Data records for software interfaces
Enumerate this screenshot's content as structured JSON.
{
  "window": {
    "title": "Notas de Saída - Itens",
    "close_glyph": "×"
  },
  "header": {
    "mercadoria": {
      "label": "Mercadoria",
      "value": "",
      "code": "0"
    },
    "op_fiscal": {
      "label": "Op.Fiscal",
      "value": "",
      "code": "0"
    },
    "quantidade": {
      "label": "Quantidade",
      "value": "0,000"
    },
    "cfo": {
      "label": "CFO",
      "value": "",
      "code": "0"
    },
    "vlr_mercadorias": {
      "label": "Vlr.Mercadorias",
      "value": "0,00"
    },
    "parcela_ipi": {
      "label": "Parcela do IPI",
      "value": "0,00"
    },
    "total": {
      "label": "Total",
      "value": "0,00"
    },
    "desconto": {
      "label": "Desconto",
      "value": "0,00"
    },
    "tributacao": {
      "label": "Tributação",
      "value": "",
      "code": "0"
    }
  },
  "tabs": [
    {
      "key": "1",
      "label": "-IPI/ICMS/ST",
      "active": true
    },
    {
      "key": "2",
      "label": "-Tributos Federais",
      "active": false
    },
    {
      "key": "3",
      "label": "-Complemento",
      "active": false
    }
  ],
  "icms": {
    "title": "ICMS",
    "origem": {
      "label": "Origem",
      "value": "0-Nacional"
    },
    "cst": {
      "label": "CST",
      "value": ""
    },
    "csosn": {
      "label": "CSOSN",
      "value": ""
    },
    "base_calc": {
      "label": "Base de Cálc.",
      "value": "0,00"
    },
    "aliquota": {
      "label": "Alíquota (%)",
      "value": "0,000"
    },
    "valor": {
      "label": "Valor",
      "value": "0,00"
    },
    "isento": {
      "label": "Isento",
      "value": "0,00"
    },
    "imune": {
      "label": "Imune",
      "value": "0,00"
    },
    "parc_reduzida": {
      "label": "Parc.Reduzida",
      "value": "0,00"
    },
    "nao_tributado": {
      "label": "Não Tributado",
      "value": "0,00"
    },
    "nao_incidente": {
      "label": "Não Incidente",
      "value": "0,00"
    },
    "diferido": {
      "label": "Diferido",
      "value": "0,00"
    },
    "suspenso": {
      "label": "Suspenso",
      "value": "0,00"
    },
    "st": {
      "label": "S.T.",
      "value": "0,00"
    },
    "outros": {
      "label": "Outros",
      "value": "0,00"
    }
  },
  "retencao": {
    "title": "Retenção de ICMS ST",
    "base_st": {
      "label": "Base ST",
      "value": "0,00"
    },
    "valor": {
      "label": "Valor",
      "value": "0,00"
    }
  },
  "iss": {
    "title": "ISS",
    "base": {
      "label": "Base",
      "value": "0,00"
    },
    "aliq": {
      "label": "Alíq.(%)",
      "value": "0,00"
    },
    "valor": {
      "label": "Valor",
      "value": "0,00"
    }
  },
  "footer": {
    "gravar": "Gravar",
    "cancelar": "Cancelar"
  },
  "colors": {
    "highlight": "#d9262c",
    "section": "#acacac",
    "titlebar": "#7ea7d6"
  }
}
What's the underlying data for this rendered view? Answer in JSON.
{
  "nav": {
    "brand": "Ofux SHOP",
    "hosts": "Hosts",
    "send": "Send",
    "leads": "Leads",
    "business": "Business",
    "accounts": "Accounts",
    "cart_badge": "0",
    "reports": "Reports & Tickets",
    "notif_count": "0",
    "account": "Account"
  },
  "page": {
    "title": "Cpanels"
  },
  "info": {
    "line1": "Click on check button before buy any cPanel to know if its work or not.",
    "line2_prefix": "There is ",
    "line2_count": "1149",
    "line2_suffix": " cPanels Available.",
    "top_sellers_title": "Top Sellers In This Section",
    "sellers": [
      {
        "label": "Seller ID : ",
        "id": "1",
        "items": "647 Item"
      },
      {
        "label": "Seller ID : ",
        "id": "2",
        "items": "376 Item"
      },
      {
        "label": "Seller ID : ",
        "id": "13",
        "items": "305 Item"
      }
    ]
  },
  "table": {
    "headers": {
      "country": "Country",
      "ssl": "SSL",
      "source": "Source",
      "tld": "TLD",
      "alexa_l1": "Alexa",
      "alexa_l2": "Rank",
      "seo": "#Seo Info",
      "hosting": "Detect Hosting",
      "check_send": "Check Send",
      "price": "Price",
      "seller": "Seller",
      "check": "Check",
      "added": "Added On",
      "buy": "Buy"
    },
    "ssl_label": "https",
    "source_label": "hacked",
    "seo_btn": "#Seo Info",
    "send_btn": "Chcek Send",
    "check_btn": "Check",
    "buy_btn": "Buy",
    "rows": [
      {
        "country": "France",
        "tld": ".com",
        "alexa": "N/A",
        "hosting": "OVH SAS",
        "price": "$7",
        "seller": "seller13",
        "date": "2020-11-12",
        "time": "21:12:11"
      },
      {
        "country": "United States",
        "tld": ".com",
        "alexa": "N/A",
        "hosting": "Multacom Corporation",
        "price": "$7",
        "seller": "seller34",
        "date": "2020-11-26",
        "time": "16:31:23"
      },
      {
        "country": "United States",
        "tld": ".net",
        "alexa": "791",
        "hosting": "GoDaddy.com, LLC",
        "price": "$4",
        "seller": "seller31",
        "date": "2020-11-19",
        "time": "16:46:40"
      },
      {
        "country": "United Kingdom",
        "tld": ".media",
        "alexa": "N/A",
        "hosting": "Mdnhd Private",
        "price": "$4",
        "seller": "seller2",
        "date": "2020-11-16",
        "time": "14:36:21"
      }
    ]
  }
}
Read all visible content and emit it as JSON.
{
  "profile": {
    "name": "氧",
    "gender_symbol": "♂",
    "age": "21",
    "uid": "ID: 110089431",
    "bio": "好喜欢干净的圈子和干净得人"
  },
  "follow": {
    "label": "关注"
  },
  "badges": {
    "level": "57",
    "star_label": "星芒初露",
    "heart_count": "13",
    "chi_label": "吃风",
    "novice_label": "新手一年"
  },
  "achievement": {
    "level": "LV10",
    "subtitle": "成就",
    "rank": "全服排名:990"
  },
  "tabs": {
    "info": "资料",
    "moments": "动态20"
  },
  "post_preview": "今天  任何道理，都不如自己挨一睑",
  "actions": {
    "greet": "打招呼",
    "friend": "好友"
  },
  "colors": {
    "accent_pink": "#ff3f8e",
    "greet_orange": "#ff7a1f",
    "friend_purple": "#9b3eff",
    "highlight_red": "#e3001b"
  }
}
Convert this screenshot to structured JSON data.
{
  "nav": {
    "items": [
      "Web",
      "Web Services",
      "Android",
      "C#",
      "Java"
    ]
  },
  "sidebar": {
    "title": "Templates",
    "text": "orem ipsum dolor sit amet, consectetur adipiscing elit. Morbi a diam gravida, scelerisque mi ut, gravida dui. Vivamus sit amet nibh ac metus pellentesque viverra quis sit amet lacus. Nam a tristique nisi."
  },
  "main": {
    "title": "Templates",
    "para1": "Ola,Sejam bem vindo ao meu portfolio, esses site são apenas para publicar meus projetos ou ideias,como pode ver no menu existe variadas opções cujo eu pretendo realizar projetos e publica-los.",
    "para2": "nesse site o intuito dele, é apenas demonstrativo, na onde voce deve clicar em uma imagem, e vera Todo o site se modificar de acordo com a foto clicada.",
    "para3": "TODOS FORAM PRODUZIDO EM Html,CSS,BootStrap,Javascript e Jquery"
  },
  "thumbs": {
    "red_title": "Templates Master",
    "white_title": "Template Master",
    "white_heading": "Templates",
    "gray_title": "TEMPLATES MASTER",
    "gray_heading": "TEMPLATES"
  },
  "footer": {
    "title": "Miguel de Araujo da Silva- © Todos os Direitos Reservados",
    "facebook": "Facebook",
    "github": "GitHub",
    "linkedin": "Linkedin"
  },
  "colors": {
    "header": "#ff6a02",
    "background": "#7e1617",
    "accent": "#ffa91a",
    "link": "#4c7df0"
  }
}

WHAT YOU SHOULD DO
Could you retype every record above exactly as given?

OUTPUT FOR THIS EXERCISE
Enumerate this screenshot's content as structured JSON.
{
  "window": {
    "title": "Notas de Saída - Itens",
    "close_glyph": "×"
  },
  "header": {
    "mercadoria": {
      "label": "Mercadoria",
      "value": "",
      "code": "0"
    },
    "op_fiscal": {
      "label": "Op.Fiscal",
      "value": "",
      "code": "0"
    },
    "quantidade": {
      "label": "Quantidade",
      "value": "0,000"
    },
    "cfo": {
      "label": "CFO",
      "value": "",
      "code": "0"
    },
    "vlr_mercadorias": {
      "label": "Vlr.Mercadorias",
      "value": "0,00"
    },
    "parcela_ipi": {
      "label": "Parcela do IPI",
      "value": "0,00"
    },
    "total": {
      "label": "Total",
      "value": "0,00"
    },
    "desconto": {
      "label": "Desconto",
      "value": "0,00"
    },
    "tributacao": {
      "label": "Tributação",
      "value": "",
      "code": "0"
    }
  },
  "tabs": [
    {
      "key": "1",
      "label": "-IPI/ICMS/ST",
      "active": true
    },
    {
      "key": "2",
      "label": "-Tributos Federais",
      "active": false
    },
    {
      "key": "3",
      "label": "-Complemento",
      "active": false
    }
  ],
  "icms": {
    "title": "ICMS",
    "origem": {
      "label": "Origem",
      "value": "0-Nacional"
    },
    "cst": {
      "label": "CST",
      "value": ""
    },
    "csosn": {
      "label": "CSOSN",
      "value": ""
    },
    "base_calc": {
      "label": "Base de Cálc.",
      "value": "0,00"
    },
    "aliquota": {
      "label": "Alíquota (%)",
      "value": "0,000"
    },
    "valor": {
      "label": "Valor",
      "value": "0,00"
    },
    "isento": {
      "label": "Isento",
      "value": "0,00"
    },
    "imune": {
      "label": "Imune",
      "value": "0,00"
    },
    "parc_reduzida": {
      "label": "Parc.Reduzida",
      "value": "0,00"
    },
    "nao_tributado": {
      "label": "Não Tributado",
      "value": "0,00"
    },
    "nao_incidente": {
      "label": "Não Incidente",
      "value": "0,00"
    },
    "diferido": {
      "label": "Diferido",
      "value": "0,00"
    },
    "suspenso": {
      "label": "Suspenso",
      "value": "0,00"
    },
    "st": {
      "label": "S.T.",
      "value": "0,00"
    },
    "outros": {
      "label": "Outros",
      "value": "0,00"
    }
  },
  "retencao": {
    "title": "Retenção de ICMS ST",
    "base_st": {
      "label": "Base ST",
      "value": "0,00"
    },
    "valor": {
      "label": "Valor",
      "value": "0,00"
    }
  },
  "iss": {
    "title": "ISS",
    "base": {
      "label": "Base",
      "value": "0,00"
    },
    "aliq": {
      "label": "Alíq.(%)",
      "value": "0,00"
    },
    "valor": {
      "label": "Valor",
      "value": "0,00"
    }
  },
  "footer": {
    "gravar": "Gravar",
    "cancelar": "Cancelar"
  },
  "colors": {
    "highlight": "#d9262c",
    "section": "#acacac",
    "titlebar": "#7ea7d6"
  }
}
What's the underlying data for this rendered view? Answer in JSON.
{
  "nav": {
    "brand": "Ofux SHOP",
    "hosts": "Hosts",
    "send": "Send",
    "leads": "Leads",
    "business": "Business",
    "accounts": "Accounts",
    "cart_badge": "0",
    "reports": "Reports & Tickets",
    "notif_count": "0",
    "account": "Account"
  },
  "page": {
    "title": "Cpanels"
  },
  "info": {
    "line1": "Click on check button before buy any cPanel to know if its work or not.",
    "line2_prefix": "There is ",
    "line2_count": "1149",
    "line2_suffix": " cPanels Available.",
    "top_sellers_title": "Top Sellers In This Section",
    "sellers": [
      {
        "label": "Seller ID : ",
        "id": "1",
        "items": "647 Item"
      },
      {
        "label": "Seller ID : ",
        "id": "2",
        "items": "376 Item"
      },
      {
        "label": "Seller ID : ",
        "id": "13",
        "items": "305 Item"
      }
    ]
  },
  "table": {
    "headers": {
      "country": "Country",
      "ssl": "SSL",
      "source": "Source",
      "tld": "TLD",
      "alexa_l1": "Alexa",
      "alexa_l2": "Rank",
      "seo": "#Seo Info",
      "hosting": "Detect Hosting",
      "check_send": "Check Send",
      "price": "Price",
      "seller": "Seller",
      "check": "Check",
      "added": "Added On",
      "buy": "Buy"
    },
    "ssl_label": "https",
    "source_label": "hacked",
    "seo_btn": "#Seo Info",
    "send_btn": "Chcek Send",
    "check_btn": "Check",
    "buy_btn": "Buy",
    "rows": [
      {
        "country": "France",
        "tld": ".com",
        "alexa": "N/A",
        "hosting": "OVH SAS",
        "price": "$7",
        "seller": "seller13",
        "date": "2020-11-12",
        "time": "21:12:11"
      },
      {
        "country": "United States",
        "tld": ".com",
        "alexa": "N/A",
        "hosting": "Multacom Corporation",
        "price": "$7",
        "seller": "seller34",
        "date": "2020-11-26",
        "time": "16:31:23"
      },
      {
        "country": "United States",
        "tld": ".net",
        "alexa": "791",
        "hosting": "GoDaddy.com, LLC",
        "price": "$4",
        "seller": "seller31",
        "date": "2020-11-19",
        "time": "16:46:40"
      },
      {
        "country": "United Kingdom",
        "tld": ".media",
        "alexa": "N/A",
        "hosting": "Mdnhd Private",
        "price": "$4",
        "seller": "seller2",
        "date": "2020-11-16",
        "time": "14:36:21"
      }
    ]
  }
}
Read all visible content and emit it as JSON.
{
  "profile": {
    "name": "氧",
    "gender_symbol": "♂",
    "age": "21",
    "uid": "ID: 110089431",
    "bio": "好喜欢干净的圈子和干净得人"
  },
  "follow": {
    "label": "关注"
  },
  "badges": {
    "level": "57",
    "star_label": "星芒初露",
    "heart_count": "13",
    "chi_label": "吃风",
    "novice_label": "新手一年"
  },
  "achievement": {
    "level": "LV10",
    "subtitle": "成就",
    "rank": "全服排名:990"
  },
  "tabs": {
    "info": "资料",
    "moments": "动态20"
  },
  "post_preview": "今天  任何道理，都不如自己挨一睑",
  "actions": {
    "greet": "打招呼",
    "friend": "好友"
  },
  "colors": {
    "accent_pink": "#ff3f8e",
    "greet_orange": "#ff7a1f",
    "friend_purple": "#9b3eff",
    "highlight_red": "#e3001b"
  }
}
Convert this screenshot to structured JSON data.
{
  "nav": {
    "items": [
      "Web",
      "Web Services",
      "Android",
      "C#",
      "Java"
    ]
  },
  "sidebar": {
    "title": "Templates",
    "text": "orem ipsum dolor sit amet, consectetur adipiscing elit. Morbi a diam gravida, scelerisque mi ut, gravida dui. Vivamus sit amet nibh ac metus pellentesque viverra quis sit amet lacus. Nam a tristique nisi."
  },
  "main": {
    "title": "Templates",
    "para1": "Ola,Sejam bem vindo ao meu portfolio, esses site são apenas para publicar meus projetos ou ideias,como pode ver no menu existe variadas opções cujo eu pretendo realizar projetos e publica-los.",
    "para2": "nesse site o intuito dele, é apenas demonstrativo, na onde voce deve clicar em uma imagem, e vera Todo o site se modificar de acordo com a foto clicada.",
    "para3": "TODOS FORAM PRODUZIDO EM Html,CSS,BootStrap,Javascript e Jquery"
  },
  "thumbs": {
    "red_title": "Templates Master",
    "white_title": "Template Master",
    "white_heading": "Templates",
    "gray_title": "TEMPLATES MASTER",
    "gray_heading": "TEMPLATES"
  },
  "footer": {
    "title": "Miguel de Araujo da Silva- © Todos os Direitos Reservados",
    "facebook": "Facebook",
    "github": "GitHub",
    "linkedin": "Linkedin"
  },
  "colors": {
    "header": "#ff6a02",
    "background": "#7e1617",
    "accent": "#ffa91a",
    "link": "#4c7df0"
  }
}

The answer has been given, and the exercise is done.